Liverpool were dealt an early blow when Brazilian midfielder Fabinho was forced off the pitch with an injury
Napoli’s players surround goalscorer Dries Mertens after he put the Italian side ahead away at Anfield on Wednesday night
Andy Robertson and Jordan Henderson remonstrate with referee Carlos del Cerro Grande over the awarding of Napoli’s goal
Virgil van Dijk lies injured on the ground after a collision with Dries Mertens in the build-up to Napoli’s opening goal
Van Dijk took a blow to his lower abdomen after a coming-together with Napoli’s Belgian forward before the goal
Napoli boss Carlo Ancelotti is given a talking to by referee Carlos del Cerro Grande as he disputes a decision
Jurgen Klopp is shown a yellow card by the referee after disputing a decision made by the official in a fractious first-half
He took matters into his own hands, ripping up the system with the second half barely ten minutes old.
Joe Gomez, struggling to make any kind of attacking impact down the right in his first outing since the Raheem Sterling saga with England, departed and Alex Oxlade-Chamberlain was introduced. Henderson became an advanced utility right back.
Oxlade-Chamberlain’s impact in midfield was instantaneous.

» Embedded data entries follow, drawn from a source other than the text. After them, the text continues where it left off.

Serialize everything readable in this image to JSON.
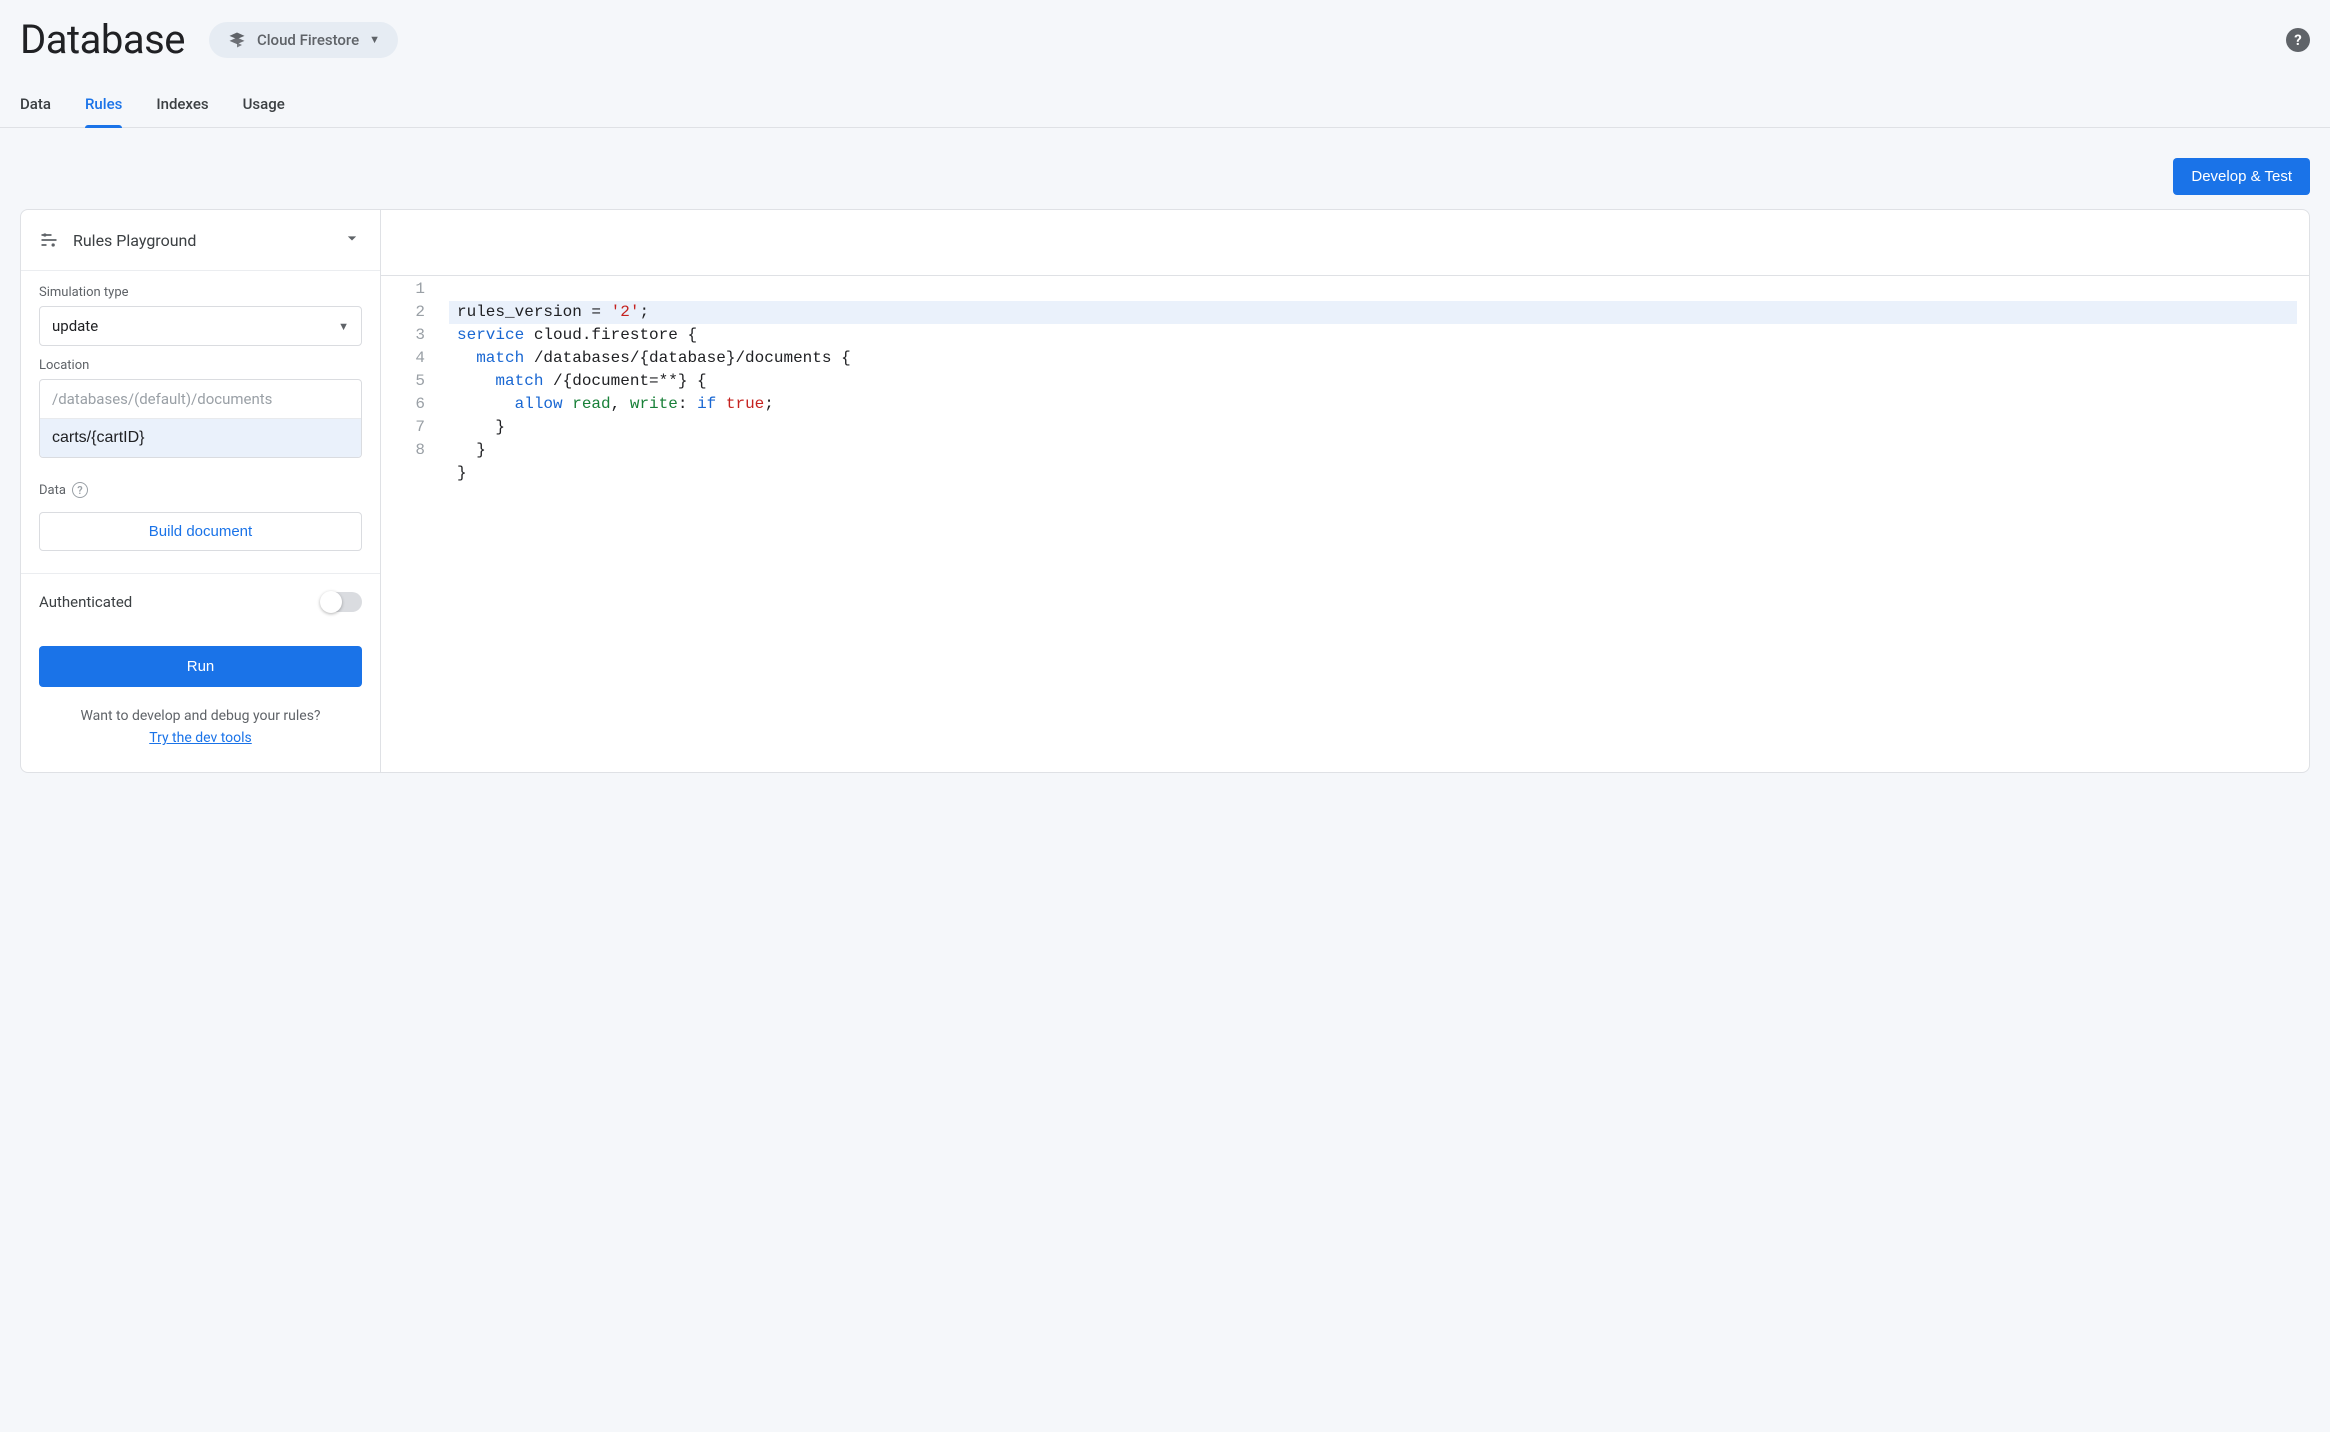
{
  "header": {
    "title": "Database",
    "selector_label": "Cloud Firestore"
  },
  "tabs": [
    {
      "label": "Data",
      "active": false
    },
    {
      "label": "Rules",
      "active": true
    },
    {
      "label": "Indexes",
      "active": false
    },
    {
      "label": "Usage",
      "active": false
    }
  ],
  "toolbar": {
    "develop_test_label": "Develop & Test"
  },
  "playground": {
    "title": "Rules Playground",
    "sim_type_label": "Simulation type",
    "sim_type_value": "update",
    "location_label": "Location",
    "location_prefix": "/databases/(default)/documents",
    "location_value": "carts/{cartID}",
    "data_label": "Data",
    "build_doc_label": "Build document",
    "authenticated_label": "Authenticated",
    "run_label": "Run",
    "footer_text": "Want to develop and debug your rules?",
    "footer_link": "Try the dev tools"
  },
  "editor": {
    "line_numbers": [
      "1",
      "2",
      "3",
      "4",
      "5",
      "6",
      "7",
      "8"
    ],
    "code": {
      "l1_a": "rules_version = ",
      "l1_b": "'2'",
      "l1_c": ";",
      "l2_a": "service",
      "l2_b": " cloud.firestore {",
      "l3_a": "  match",
      "l3_b": " /databases/{database}/documents {",
      "l4_a": "    match",
      "l4_b": " /{document=**} {",
      "l5_a": "      allow",
      "l5_b": " read",
      "l5_c": ", ",
      "l5_d": "write",
      "l5_e": ": ",
      "l5_f": "if",
      "l5_g": " ",
      "l5_h": "true",
      "l5_i": ";",
      "l6": "    }",
      "l7": "  }",
      "l8": "}"
    }
  }
}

He was a vital presence, driving forward to measure a cross which Kostas Manolas misjudged but Firmino, lurking behind him, headed wide: a desperate error in the circumstances.
Napoli goalkeeper Alex Meret rises high to take the ball in the air ahead of Liverpool striker Roberto Firmino
James Milner fires a left-footed shot towards goal but sees his effort parried away by Napoli shot-stopper Alex Meret
Roberto Firmino hooks an attempt towards Napoli’s goal but sees his effort blocked on the line by Kalidou Koulibaly
Jordan Henderson receives instructions from Jurgen Klopp as Liverpool look for a way back into the game in the second half
Dejan Lovren and James Milner embrace after they combined for Liverpool’s 65th minute equaliser against Napoli
The game was five minutes past the hour mark when Lovren found the equaliser, rising above Mertens in the centre of the area to meet a Milner corner and deposit it into the top left hand corner of the net. The Italians claimed an infringement on Mertens. There was none.
The draw brings an end to a run of 17 consecutive wins at Anfield in all competitions, including penalty shootouts.
There had been hopes of eclipsing the club record of 19, set in 1972, though in football – and European cup competition in particular – you never know what lies ahead.
Those 100 games have taught Klopp that much. ‘In all my time here, can you ever tell me when it was easy?’ he said.
Giovanni Di Lorenzo clambers up form the advertising hoarding after being clattered by Andy Robertson in stoppage time
Robertson is booked by the referee as both sets of players argue over the incident in the dying minutes of the game